Building Strong Muscular Arms: Compound vs Isolation Exercises
Date Posted:6 March 2013
A lot of articles have been written in the past few years almost demonizing the use of isolation exercises whilst compound exercises have been given a super hero status. Now we are not trying to knock compound exercises off its pedestal, but we do want to speak up for the marginalized view that isolation exercises have been given as of late and give them some due credibility when it comes to building strong muscular arms.
The Benefits of Compound Exercises
We are rightly told time and time again that to get the most out of your workouts we should focus on the use of compound exercises such as deadlifts squats, bench press, pull ups, rows and other complex lifts like clean and press, as these are all superior to isolation exercises. Which is certainly true to a point, as isolation exercises can and will take a lot more time to do when you are looking to work your whole body.

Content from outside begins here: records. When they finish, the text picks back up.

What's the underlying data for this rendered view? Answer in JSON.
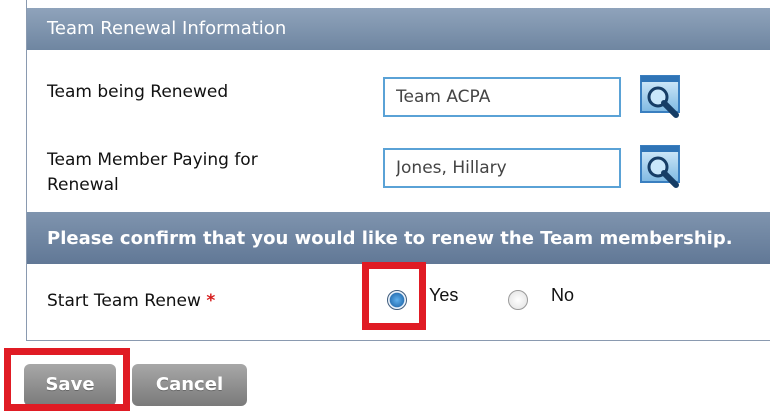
{
  "panel": {
    "header_title": "Team Renewal Information",
    "team_renewed": {
      "label": "Team being Renewed",
      "value": "Team ACPA",
      "lookup_icon": "magnifier-icon"
    },
    "member_paying": {
      "label_line1": "Team Member Paying for",
      "label_line2": "Renewal",
      "value": "Jones, Hillary",
      "lookup_icon": "magnifier-icon"
    },
    "confirm_message": "Please confirm that you would like to renew the Team membership.",
    "start_renew": {
      "label": "Start Team Renew",
      "required_mark": "*",
      "options": [
        {
          "label": "Yes",
          "selected": true
        },
        {
          "label": "No",
          "selected": false
        }
      ]
    }
  },
  "actions": {
    "save_label": "Save",
    "cancel_label": "Cancel"
  },
  "colors": {
    "header_bg": "#7a8fa9",
    "input_border": "#5aa2d6",
    "highlight": "#e01b24",
    "button_bg": "#8e8e8e",
    "required": "#d61b1b"
  }
}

Not only do compound exercises target the greatest portion of overall muscle fibres in a single exercise, but they cause a greater release of anabolic hormones in the body such as testosterone and growth hormone. However the reality is when you are trying to build strong muscular arms, using compound exercises alone will leave you short of your potential in the arm department for two main reasons.
Range of Movement
The downside of using compound exercises alone is that they do not fully shorten or lengthen the muscles in the upper arm, the same way you can when performing isolation exercises, which can take the biceps and triceps through a greater range of movement. When performing any kind of pulling or pressing movement, the range of movement in the upper arm is limited to that movement, therefore you won’t recruit as many muscle fibres that you could whilst curling or in extension. So your arms will never be as big as they could be.
Another downside in avoiding isolation exercises is that your arms can become the weak link when it comes to building strength with compound movements, especially when they are exposed to low rep strength work which can take its toll on the elbow joint. Ask any long time power lifter. The elbow joint and its surrounding tendons, ligaments and muscles need to be exposed to higher rep hypertrophy work to flush the upper arms with increased amounts of blood, oxygen to help remove metabolites and nutrients such as amino acids to stimulate greater recovery. This helps to keep the elbows healthy and much less prone to injury from doing much heavy pressing, rowing and deadlifting and as such it increases the size of the sarcoplasm within the muscle cells.
So it’s wise to not throw away isolation exercises like they are some kind of worthless tool when they can actually support, assist and help to avoid injury. The smaller muscle groups get to contract with a full range of movement and have increased blood flow and nutrient delivery to your arms, which are needed to stay healthy and strong for executing heavier compound movements. So next time your read or hear someone tell you that you are curling your time away, let them know a combination of compound and isolation exercises is a better and healthier way to go if you want to build strong muscular arms.